HL Deb 07 June 2000 vol 613 cc1122-5

3 p.m.

Lord Pilkington of Oxenford

asked Her Majesty's Government:

Whether they have any plans to promote a reduction in the proportion of children from independent schools who are admitted to United Kingdom universities.

The Minister of State, Department for Education and Employment (Baroness Blackstone)

The Government are committed to widening participation in higher education. The university funding system has been changed to give additional support for those students who are likely to need it most. We are financing summer schools to encourage young people to raise their sights, and we are supporting a variety of schemes to improve access to higher education. We want all young people with the potential to benefit from higher education to be admitted to university, whatever their background.

Lord Pilkington of Oxenford

My Lords, I thank the Minister for her reply. However, does she agree with me that, in general, it is an infringement of academic freedom for the Government to interfere in university admissions? I say this particularly because every university in the country has said that it wants to admit able pupils of every class and from every school and has given great attention to widening the entry process. Therefore, why make the universities responsible for the weaknesses of a state education system?

Baroness Blackstone

My Lords, the Government have been working with the Committee of Vice-Chancellors and Principals and with the top research universities for some time to widen participation in universities. Our agenda is the same. I believe that it is accepted by many of my former colleagues in the CVCP that this is a challenge to all of us. There is no question of interference. The Government are perfectly well aware that admissions policies, their detail and how they are implemented are matters for the universities. Indeed, it was your Lordships' House—I remember the occasion well—that, rightly, made it absolutely clear that the details of the way in which students are admitted to universities is a matter for those universities. However, in the interest of promoting equal opportunities, it is perfectly right and appropriate that governments should provide incentives and encouragement to universities to deal with access problems.

Lord Tomlinson

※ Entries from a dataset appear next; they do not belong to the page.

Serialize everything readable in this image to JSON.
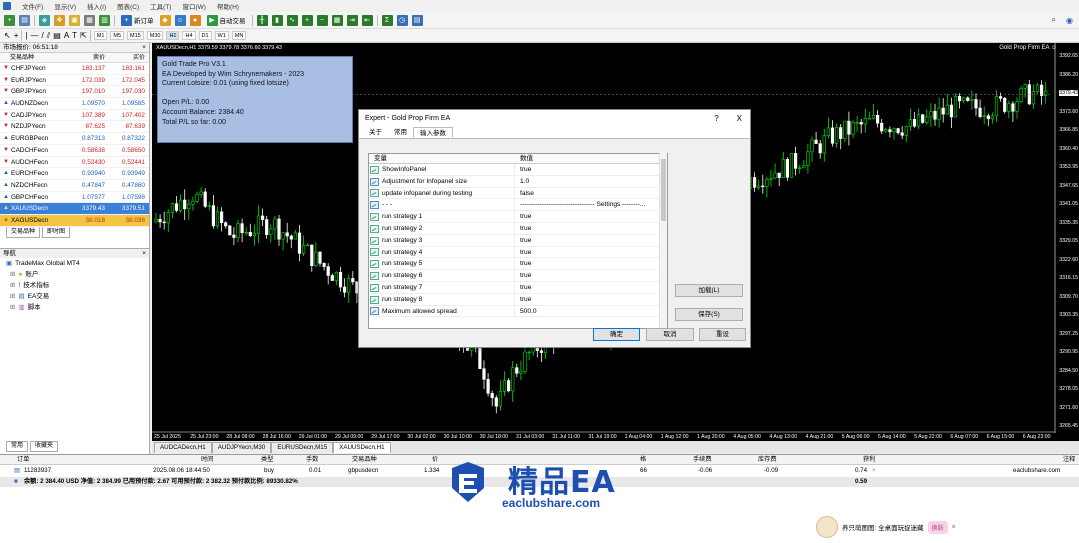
{
  "menu": [
    "文件(F)",
    "显示(V)",
    "插入(I)",
    "图表(C)",
    "工具(T)",
    "窗口(W)",
    "帮助(H)"
  ],
  "toolbar": {
    "new_order": "新订单",
    "auto_trading": "自动交易",
    "timeframes": [
      "M1",
      "M5",
      "M15",
      "M30",
      "H1",
      "H4",
      "D1",
      "W1",
      "MN"
    ],
    "active_timeframe": "H1"
  },
  "market_watch": {
    "title": "市场报价: 06:51:18",
    "col_symbol": "交易品种",
    "col_bid": "卖价",
    "col_ask": "买价",
    "rows": [
      {
        "symbol": "CHFJPYecn",
        "bid": "183.137",
        "ask": "183.161",
        "dir": "down"
      },
      {
        "symbol": "EURJPYecn",
        "bid": "172.039",
        "ask": "172.045",
        "dir": "down"
      },
      {
        "symbol": "GBPJPYecn",
        "bid": "197.010",
        "ask": "197.030",
        "dir": "down"
      },
      {
        "symbol": "AUDNZDecn",
        "bid": "1.09570",
        "ask": "1.09585",
        "dir": "up"
      },
      {
        "symbol": "CADJPYecn",
        "bid": "107.389",
        "ask": "107.402",
        "dir": "down"
      },
      {
        "symbol": "NZDJPYecn",
        "bid": "87.625",
        "ask": "87.639",
        "dir": "down"
      },
      {
        "symbol": "EURGBPecn",
        "bid": "0.87313",
        "ask": "0.87322",
        "dir": "up"
      },
      {
        "symbol": "CADCHFecn",
        "bid": "0.58638",
        "ask": "0.58650",
        "dir": "down"
      },
      {
        "symbol": "AUDCHFecn",
        "bid": "0.52430",
        "ask": "0.52441",
        "dir": "down"
      },
      {
        "symbol": "EURCHFecn",
        "bid": "0.93940",
        "ask": "0.93949",
        "dir": "up"
      },
      {
        "symbol": "NZDCHFecn",
        "bid": "0.47847",
        "ask": "0.47860",
        "dir": "up"
      },
      {
        "symbol": "GBPCHFecn",
        "bid": "1.07577",
        "ask": "1.07598",
        "dir": "up"
      },
      {
        "symbol": "XAUUSDecn",
        "bid": "3379.43",
        "ask": "3379.51",
        "dir": "up"
      },
      {
        "symbol": "XAGUSDecn",
        "bid": "38.018",
        "ask": "38.036",
        "dir": "up"
      }
    ],
    "tabs": [
      "交易品种",
      "即时图"
    ]
  },
  "navigator": {
    "title": "导航",
    "root": "TradeMax Global MT4",
    "items": [
      "账户",
      "技术指标",
      "EA交易",
      "脚本"
    ],
    "tabs": [
      "常用",
      "收藏夹"
    ]
  },
  "chart": {
    "title": "XAUUSDecn,H1  3379.59 3379.78 3376.60 3379.43",
    "ea_label": "Gold Prop Firm EA ☺",
    "price_labels": [
      "3392.65",
      "3386.20",
      "3379.43",
      "3373.60",
      "3366.85",
      "3360.40",
      "3353.95",
      "3347.65",
      "3341.05",
      "3335.35",
      "3329.05",
      "3322.60",
      "3316.15",
      "3309.70",
      "3303.35",
      "3297.25",
      "3290.95",
      "3284.50",
      "3278.05",
      "3271.60",
      "3265.45"
    ],
    "current_price": "3379.43",
    "time_labels": [
      "25 Jul 2025",
      "25 Jul 23:00",
      "28 Jul 08:00",
      "28 Jul 16:00",
      "29 Jul 01:00",
      "29 Jul 09:00",
      "29 Jul 17:00",
      "30 Jul 02:00",
      "30 Jul 10:00",
      "30 Jul 18:00",
      "31 Jul 03:00",
      "31 Jul 11:00",
      "31 Jul 19:00",
      "1 Aug 04:00",
      "1 Aug 12:00",
      "1 Aug 20:00",
      "4 Aug 05:00",
      "4 Aug 13:00",
      "4 Aug 21:00",
      "5 Aug 06:00",
      "5 Aug 14:00",
      "5 Aug 22:00",
      "6 Aug 07:00",
      "6 Aug 15:00",
      "6 Aug 23:00"
    ]
  },
  "infopanel": {
    "lines": [
      "Gold Trade Pro V3.1",
      "EA Developed by Wim Schrynemakers - 2023",
      "Current Lotsize: 0.01 (using fixed lotsize)",
      "",
      "Open P/L: 0.00",
      "Account Balance: 2384.40",
      "Total P/L so far: 0.00"
    ]
  },
  "chart_tabs": [
    "AUDCADecn,H1",
    "AUDJPYecn,M30",
    "EURUSDecn,M15",
    "XAUUSDecn,H1"
  ],
  "dialog": {
    "title": "Expert - Gold Prop Firm EA",
    "help": "?",
    "close": "X",
    "tabs": [
      "关于",
      "常用",
      "输入参数"
    ],
    "col_variable": "变量",
    "col_value": "数值",
    "params": [
      {
        "name": "ShowInfoPanel",
        "value": "true",
        "icon": "green"
      },
      {
        "name": "Adjustment for Infopanel size",
        "value": "1.0",
        "icon": "blue"
      },
      {
        "name": "update infopanel during testing",
        "value": "false",
        "icon": "green"
      },
      {
        "name": "- - -",
        "value": "---------------------------------- Settings --------...",
        "icon": "blue"
      },
      {
        "name": "run strategy 1",
        "value": "true",
        "icon": "green"
      },
      {
        "name": "run strategy 2",
        "value": "true",
        "icon": "green"
      },
      {
        "name": "run strategy 3",
        "value": "true",
        "icon": "green"
      },
      {
        "name": "run strategy 4",
        "value": "true",
        "icon": "green"
      },
      {
        "name": "run strategy 5",
        "value": "true",
        "icon": "green"
      },
      {
        "name": "run strategy 6",
        "value": "true",
        "icon": "green"
      },
      {
        "name": "run strategy 7",
        "value": "true",
        "icon": "green"
      },
      {
        "name": "run strategy 8",
        "value": "true",
        "icon": "green"
      },
      {
        "name": "Maximum allowed spread",
        "value": "500.0",
        "icon": "blue"
      }
    ],
    "btn_load": "加载(L)",
    "btn_save": "保存(S)",
    "btn_ok": "确定",
    "btn_cancel": "取消",
    "btn_reset": "重设"
  },
  "terminal": {
    "headers": {
      "order": "订单",
      "time": "时间",
      "type": "类型",
      "lots": "手数",
      "symbol": "交易品种",
      "price": "价",
      "tp": "格",
      "commission": "手续费",
      "swap": "库存费",
      "profit": "获利",
      "comment": "注释"
    },
    "row": {
      "order": "11283937",
      "time": "2025.08.06 18:44:50",
      "type": "buy",
      "lots": "0.01",
      "symbol": "gbpusdecn",
      "price": "1.334",
      "tp": "66",
      "commission": "-0.06",
      "swap": "-0.09",
      "profit": "0.74",
      "comment": "eaclubshare.com"
    },
    "summary": "余额: 2 384.40 USD  净值: 2 384.99  已用预付款: 2.67  可用预付款: 2 382.32  预付款比例: 89330.82%",
    "summary_profit": "0.59"
  },
  "watermark": {
    "title": "精品EA",
    "url": "eaclubshare.com"
  },
  "promo": {
    "text": "养只萌图图: 全桌面玩捉迷藏",
    "button": "换肤"
  },
  "colors": {
    "bull": "#00e000",
    "bear": "#ffffff",
    "panel": "#a8bfe3",
    "selected": "#3a7fd8",
    "brand": "#1d4fb1"
  }
}
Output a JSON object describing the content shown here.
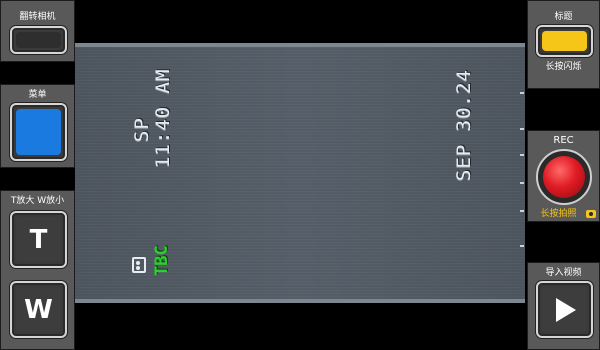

My Lords, will my noble friend the Minister agree with me, and confirm, that 65 per cent of all students who gain three As at A-level come from the state sector and only 35 per cent from the independent sector, whereas figures for entry to Oxford are 53 per cent and 47 per cent respectively?

Baroness Blackstone

My Lords, I can confirm the figures just given by my noble friend. Indeed, they have been widely available in the public domain over the past few days. I applaud the work that Professor Colin Lucas, the Vice-Chancellor of the University of Oxford, is undertaking in order to widen participation. In a report produced by the University of Oxford last year, it was made clear that this was a problem and one which the university wished to crack. The Government will continue to work with Professor Lucas and his colleagues in attempting to widen participation.

Baroness Blatch

My Lords, Section 6813) of the Further and Higher Education Act 1992 forbids the Secretary of State to fund institutions on the basis of the "criteria" that they use for "the admission of students". In the light of the description of the Chancellor of the Exchequer of admission procedures at Magdalen College in Oxford as a "scandal", can the Minister say whether it is the Government's intention to reform the law in order to use funding to reward or punish universities?

Baroness Blackstone

No, my Lords.

Baroness Sharp of Guildford

My Lords, is the Minister not aware of the inconsistency of the Government's stance on this particular issue? If the Government are genuinely anxious to widen participation and to reduce the access barriers to our top universities, why have they pursued a policy of imposing tuition fees and abolishing maintenance grants? And why do they now seem to be acquiescing in plans for top-up fees?

Baroness Blackstone

My Lords, perhaps I may begin with the point about top-up fees. The Government are not acquiescing. We have made the position absolutely clear; indeed, we legislated and took reserve powers to make it impossible for universities to charge top-up fees. We also made it clear that, if they did so, we would reduce their grants.

On the noble Baroness's wider point, I should point out to her—I am surprised that she is unaware of this—that there has been no reduction in the number of applicants and, indeed, in the number of students going to university from lower-income groups as a result of the changes in the student support regime and the introduction of tuition fees. Tuition fees are not paid by over one-third of young people; indeed, they pay no fees whatever. When the threshold is raised next year, that figure will rise to 40 per cent.

Lord St John of Fawsley

My Lords, does the noble Baroness agree—

Lord Desai

My Lords, does my noble friend agree—

Noble Lords


Lord Carter

My Lords, I should remind the House that the time limit of 30 minutes for Questions has now expired.

Lord St John of Fawsley

My Lords, I wish to ask this question. It is a point of order. Is it in order to have premature interventions from the Front Bench which prevent Back-Bench Members of this House having a say on a vitally important Question?